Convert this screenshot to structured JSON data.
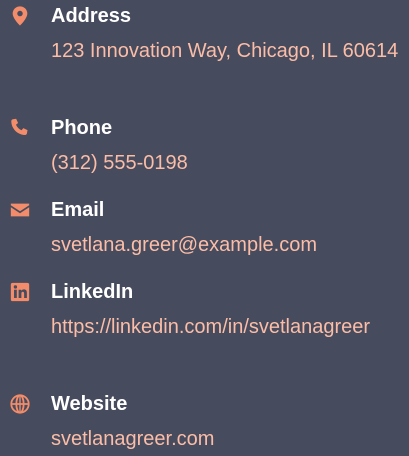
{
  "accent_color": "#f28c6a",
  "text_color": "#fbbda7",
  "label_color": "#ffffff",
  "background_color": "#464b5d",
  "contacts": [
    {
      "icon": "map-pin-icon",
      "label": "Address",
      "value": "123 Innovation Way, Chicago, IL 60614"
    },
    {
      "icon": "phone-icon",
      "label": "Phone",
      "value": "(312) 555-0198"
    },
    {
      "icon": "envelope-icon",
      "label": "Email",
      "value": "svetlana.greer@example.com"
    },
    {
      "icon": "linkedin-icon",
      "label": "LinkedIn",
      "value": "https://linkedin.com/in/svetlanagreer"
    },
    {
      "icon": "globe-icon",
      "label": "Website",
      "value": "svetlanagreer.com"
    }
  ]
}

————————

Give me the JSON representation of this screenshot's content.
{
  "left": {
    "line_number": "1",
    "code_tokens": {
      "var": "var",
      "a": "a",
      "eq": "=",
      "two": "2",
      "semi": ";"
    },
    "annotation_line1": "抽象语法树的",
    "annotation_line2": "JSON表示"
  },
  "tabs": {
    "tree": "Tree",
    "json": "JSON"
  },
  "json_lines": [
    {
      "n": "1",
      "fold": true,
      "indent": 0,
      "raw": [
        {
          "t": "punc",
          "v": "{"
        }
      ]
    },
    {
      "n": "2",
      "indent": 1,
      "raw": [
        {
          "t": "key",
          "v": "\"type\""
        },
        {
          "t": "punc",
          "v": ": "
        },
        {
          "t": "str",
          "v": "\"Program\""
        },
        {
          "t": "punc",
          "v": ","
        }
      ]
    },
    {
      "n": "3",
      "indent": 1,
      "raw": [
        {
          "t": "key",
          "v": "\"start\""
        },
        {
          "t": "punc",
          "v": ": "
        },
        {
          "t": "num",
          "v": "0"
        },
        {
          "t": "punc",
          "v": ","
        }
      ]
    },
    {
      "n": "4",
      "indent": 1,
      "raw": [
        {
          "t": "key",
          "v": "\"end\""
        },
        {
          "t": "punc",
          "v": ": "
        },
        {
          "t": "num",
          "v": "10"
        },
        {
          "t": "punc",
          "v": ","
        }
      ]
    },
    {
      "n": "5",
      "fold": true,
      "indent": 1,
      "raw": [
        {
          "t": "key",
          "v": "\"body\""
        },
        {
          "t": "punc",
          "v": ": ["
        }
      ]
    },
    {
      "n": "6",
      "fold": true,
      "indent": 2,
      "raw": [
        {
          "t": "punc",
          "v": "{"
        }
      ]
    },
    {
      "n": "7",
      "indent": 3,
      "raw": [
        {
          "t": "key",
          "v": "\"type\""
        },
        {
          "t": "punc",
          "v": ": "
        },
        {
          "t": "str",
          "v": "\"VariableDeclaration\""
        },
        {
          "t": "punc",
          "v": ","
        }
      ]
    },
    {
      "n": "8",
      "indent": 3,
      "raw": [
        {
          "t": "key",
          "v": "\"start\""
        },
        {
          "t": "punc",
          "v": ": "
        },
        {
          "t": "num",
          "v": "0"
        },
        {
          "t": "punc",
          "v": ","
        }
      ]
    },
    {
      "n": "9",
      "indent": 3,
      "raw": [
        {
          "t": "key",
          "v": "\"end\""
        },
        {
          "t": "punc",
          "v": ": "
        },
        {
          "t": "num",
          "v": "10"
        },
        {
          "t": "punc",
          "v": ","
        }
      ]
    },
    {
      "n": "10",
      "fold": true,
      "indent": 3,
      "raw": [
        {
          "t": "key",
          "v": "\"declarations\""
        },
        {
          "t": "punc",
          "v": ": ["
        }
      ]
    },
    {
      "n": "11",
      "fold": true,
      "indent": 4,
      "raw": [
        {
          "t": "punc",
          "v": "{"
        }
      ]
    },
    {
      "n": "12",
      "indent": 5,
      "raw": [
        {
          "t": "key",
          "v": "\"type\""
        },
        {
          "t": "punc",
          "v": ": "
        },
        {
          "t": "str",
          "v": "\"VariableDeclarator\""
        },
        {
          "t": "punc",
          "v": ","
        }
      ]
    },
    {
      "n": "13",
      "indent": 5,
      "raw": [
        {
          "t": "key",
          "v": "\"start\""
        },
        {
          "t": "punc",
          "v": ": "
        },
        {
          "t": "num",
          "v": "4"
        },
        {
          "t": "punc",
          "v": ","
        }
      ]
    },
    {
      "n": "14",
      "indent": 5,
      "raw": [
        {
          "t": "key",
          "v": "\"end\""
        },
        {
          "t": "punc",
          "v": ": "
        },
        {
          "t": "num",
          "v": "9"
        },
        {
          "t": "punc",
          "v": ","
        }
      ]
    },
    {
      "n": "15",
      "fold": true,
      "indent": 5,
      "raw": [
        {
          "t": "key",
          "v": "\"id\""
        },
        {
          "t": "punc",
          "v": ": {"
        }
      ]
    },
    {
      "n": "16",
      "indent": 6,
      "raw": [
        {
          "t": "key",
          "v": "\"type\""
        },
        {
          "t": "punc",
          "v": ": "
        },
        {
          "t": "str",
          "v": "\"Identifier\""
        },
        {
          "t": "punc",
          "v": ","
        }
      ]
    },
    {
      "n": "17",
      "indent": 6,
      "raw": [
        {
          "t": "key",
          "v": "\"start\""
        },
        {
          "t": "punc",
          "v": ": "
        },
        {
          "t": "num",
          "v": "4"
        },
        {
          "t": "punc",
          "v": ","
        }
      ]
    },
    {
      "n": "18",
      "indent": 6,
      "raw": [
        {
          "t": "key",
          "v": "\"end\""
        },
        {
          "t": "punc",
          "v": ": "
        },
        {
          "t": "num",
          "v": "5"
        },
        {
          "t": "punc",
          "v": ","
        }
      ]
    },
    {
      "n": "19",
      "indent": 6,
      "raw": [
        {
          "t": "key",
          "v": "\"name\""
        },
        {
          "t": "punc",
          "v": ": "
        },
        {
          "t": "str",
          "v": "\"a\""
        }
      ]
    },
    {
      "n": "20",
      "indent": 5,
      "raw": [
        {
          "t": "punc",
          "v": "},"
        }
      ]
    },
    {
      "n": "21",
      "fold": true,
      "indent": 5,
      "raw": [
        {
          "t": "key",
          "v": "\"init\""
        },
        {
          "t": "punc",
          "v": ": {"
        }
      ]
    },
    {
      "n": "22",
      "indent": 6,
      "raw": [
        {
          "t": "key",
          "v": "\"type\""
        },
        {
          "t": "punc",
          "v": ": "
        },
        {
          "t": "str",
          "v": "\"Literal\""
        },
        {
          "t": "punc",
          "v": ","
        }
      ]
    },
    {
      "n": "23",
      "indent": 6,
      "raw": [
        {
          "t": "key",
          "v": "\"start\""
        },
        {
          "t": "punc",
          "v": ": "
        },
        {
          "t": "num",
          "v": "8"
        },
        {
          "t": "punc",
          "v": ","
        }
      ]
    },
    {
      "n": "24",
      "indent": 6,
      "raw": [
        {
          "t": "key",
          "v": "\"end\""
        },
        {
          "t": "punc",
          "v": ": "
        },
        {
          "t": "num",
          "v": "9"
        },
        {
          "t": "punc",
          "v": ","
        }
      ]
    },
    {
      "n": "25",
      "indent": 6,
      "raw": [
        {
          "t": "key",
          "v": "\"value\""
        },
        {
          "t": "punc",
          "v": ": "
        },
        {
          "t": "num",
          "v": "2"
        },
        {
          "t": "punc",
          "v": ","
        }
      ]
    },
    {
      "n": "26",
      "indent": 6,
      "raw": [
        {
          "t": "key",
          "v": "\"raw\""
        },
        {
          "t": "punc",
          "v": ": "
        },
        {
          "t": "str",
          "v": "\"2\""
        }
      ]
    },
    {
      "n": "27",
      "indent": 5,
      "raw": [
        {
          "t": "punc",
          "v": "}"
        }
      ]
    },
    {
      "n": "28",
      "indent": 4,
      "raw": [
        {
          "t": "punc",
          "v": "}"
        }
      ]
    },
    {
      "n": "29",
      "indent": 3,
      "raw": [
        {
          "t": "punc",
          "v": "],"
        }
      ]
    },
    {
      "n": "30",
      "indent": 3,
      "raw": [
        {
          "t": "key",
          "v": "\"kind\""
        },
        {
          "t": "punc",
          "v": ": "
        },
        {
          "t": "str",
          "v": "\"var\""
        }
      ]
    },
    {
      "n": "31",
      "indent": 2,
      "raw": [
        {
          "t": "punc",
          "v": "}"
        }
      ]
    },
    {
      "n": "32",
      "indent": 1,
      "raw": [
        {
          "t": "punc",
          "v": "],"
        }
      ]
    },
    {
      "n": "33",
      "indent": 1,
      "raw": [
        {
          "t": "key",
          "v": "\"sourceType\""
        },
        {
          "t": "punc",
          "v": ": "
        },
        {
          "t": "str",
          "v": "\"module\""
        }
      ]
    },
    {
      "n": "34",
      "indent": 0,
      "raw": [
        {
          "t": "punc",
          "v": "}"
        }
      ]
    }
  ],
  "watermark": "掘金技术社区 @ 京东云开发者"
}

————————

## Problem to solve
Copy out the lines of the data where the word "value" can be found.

## Task solution
      "value": "123 Innovation Way, Chicago, IL 60614"
      "value": "(312) 555-0198"
      "value": "svetlana.greer@example.com"
      "value": "https://linkedin.com/in/svetlanagreer"
      "value": "svetlanagreer.com"
          "v": "\"value\""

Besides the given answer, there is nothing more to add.